Your clients have been training all winter and the horses have shed their winter coats. Everything looks great. But are you prepared for those moments on the road this summer, when the unexpected happens and things go wrong?
Emergency preparedness is the key to dealing with the unexpected, beginning with immunizations. Joe B. Stricklin, DVM, assistant professor, Equine Field Service, Equine Sports Medicine at The Equine Hospital, Colorado State University, advises, “The horse’s age and geographic area are factors, but for younger horses two years or less, an intranasal strangles and intranasal influenza vaccine at six-month intervals is important.” After age two, he says, “continue with the intranasal influenza every six months.”
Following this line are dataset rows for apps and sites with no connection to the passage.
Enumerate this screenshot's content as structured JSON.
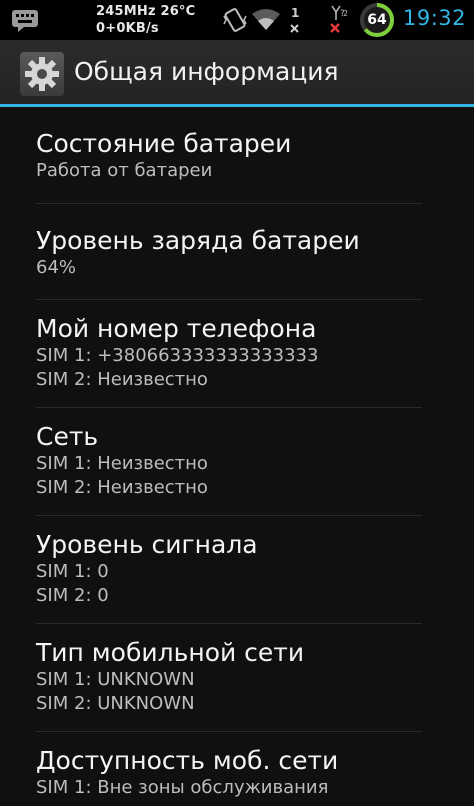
{
  "status_bar": {
    "notification_icon": "keyboard-notification-icon",
    "net_speed_line1": "245MHz 26°C",
    "net_speed_line2": "0+0KB/s",
    "icons": [
      "vibrate-icon",
      "wifi-icon",
      "data-transfer-icon",
      "signal-no-service-icon"
    ],
    "battery_level": "64",
    "time": "19:32"
  },
  "action_bar": {
    "icon": "settings-gear-icon",
    "title": "Общая информация"
  },
  "items": [
    {
      "title": "Состояние батареи",
      "lines": [
        "Работа от батареи"
      ]
    },
    {
      "title": "Уровень заряда батареи",
      "lines": [
        "64%"
      ]
    },
    {
      "title": "Мой номер телефона",
      "lines": [
        "SIM 1: +380663333333333333",
        "SIM 2: Неизвестно"
      ]
    },
    {
      "title": "Сеть",
      "lines": [
        "SIM 1: Неизвестно",
        "SIM 2: Неизвестно"
      ]
    },
    {
      "title": "Уровень сигнала",
      "lines": [
        "SIM 1: 0",
        "SIM 2: 0"
      ]
    },
    {
      "title": "Тип мобильной сети",
      "lines": [
        "SIM 1: UNKNOWN",
        "SIM 2: UNKNOWN"
      ]
    },
    {
      "title": "Доступность моб. сети",
      "lines": [
        "SIM 1: Вне зоны обслуживания"
      ]
    }
  ],
  "colors": {
    "accent": "#33b5e5",
    "battery_ring": "#7fcf3a",
    "no_signal_x": "#e53935"
  }
}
Rhinopneumonitis vaccine is not recommended by all vets, “but it probably is a good idea if horses are going continuously,” Stricklin says. Give this muscle shot every three months, since “rhino protection is short-lived.” West Nile virus vaccinations were formerly advised for specific areas, but now every locale can harbor this disease, so why take a chance?
Bottom line on vaccinations: Consult your local veterinarian to be sure.
Once the shots are up-to-date and you’re ready to go, know that accidents can still happen. In an emergency, always call a veterinarian immediately, recommends Stricklin. Even if you’re “anti cell phone,” consider carrying one for emergencies. If you’re competent in first aid, you can stabilize many situations correctly until veterinary help is available, but don’t make the mistake of treating injuries without professional follow-up, as serious problems can develop later.
When it comes to assessing your situation, Stricklin’s “ABCDs” of first aid provide a simple checklist you can use on the scene to provide pertinent information to your veterinarian later.
Airway: Is it disrupted or cut off by trauma, such as crushed nasal bones or trachea? “The air supply can be disrupted by foreign objects, or swelling caused by strangles, an abscess in the throat or a snake bite to the face. Horses may need a small hose placed in their nostril to keep it open.” (Note: Discuss this with your veterinarian for further specific advice.)
Breathing: “Check to see if the horse’s breathing is distressed. A very slow respiration is normal; horses usually take 10 to 30 breaths per minute. Occasionally, horses will pant to cool themselves, taking up to 110 breaths per minute. If you suspect that the horse is heat stressed, move it into the shade and run a cold hose over its back. If the horse’s breathing is distressed in spite of the airway being clear, check for wounds to its chest. You can also consider giving the horse oxygen if it is available, by placing an air hose in or near its nostril.”
Circulation: “Next, check for profuse bleeding. If the horse has a laceration, stop the bleeding with clean materials such as gauze, shirts, towels or sheets, and by applying pressure. If the wound is extremely dirty, clean it with running water before applying the bandage. Do not apply ointments to the wound without a veterinarian’s approval; ointments may cause further complications. Avoid a tourniquet unless necessary. Have a veterinarian assess the wounds as soon as possible; some lacerations can lead to life-threatening infections or disabilities.
“If flaps of skin are torn from the body, wrap the area in a clean sheet to hold the skin in place.”
“Even if you’re ‘anti-cell phone,’ consider carrying one for emergencies.”
Disability: “Injuries such as fractures or intestinal or neurological concerns fall into the classification of a ‘disability.’ If the horse may have a bone fracture, keep the horse still. Allowing the horse to walk on a fracture may further damage the bone, making it irreparable. Control any bleeding as above. Your veterinarian will give recommendations for moving the horse if it must be transported and for supporting the broken limb or other broken bones.”
Want to know more? Look into equine first aid training through your veterinarian or state agriculture departments. Colleges and universities may also provide this affordable service.
First Things First in Your First Aid Kit
Dr. Stricklin suggests building your own multitasking first aid kit with these basic components:
Triple antibiotic ointment, Telfa (nonstick absorbent) pads, Betadine scrub, gauze (4x4’s) to clean with, some type of elastic wrap (Ace bandage or Elastikon), bandage scissors, phenylbutazone paste, 60cc syringe, some 18-gauge needles.
“The syringe and the needle can be used to irrigate a wound with enough pressure to force out debris. It works well,” says the veterinarian.
Other good items include a cotton roll and pliers and wire cutters, which are invaluable for extricating foreign bodies or cutting fences or leather. Want to be really prepped? Add a stethoscope and thermometer, eye wash and ointment, and a plastic Easyboot. It’s a good idea to mentally line up veterinarians at your destination. Remember that drugs in your kit can be affected by temperature variations. —SS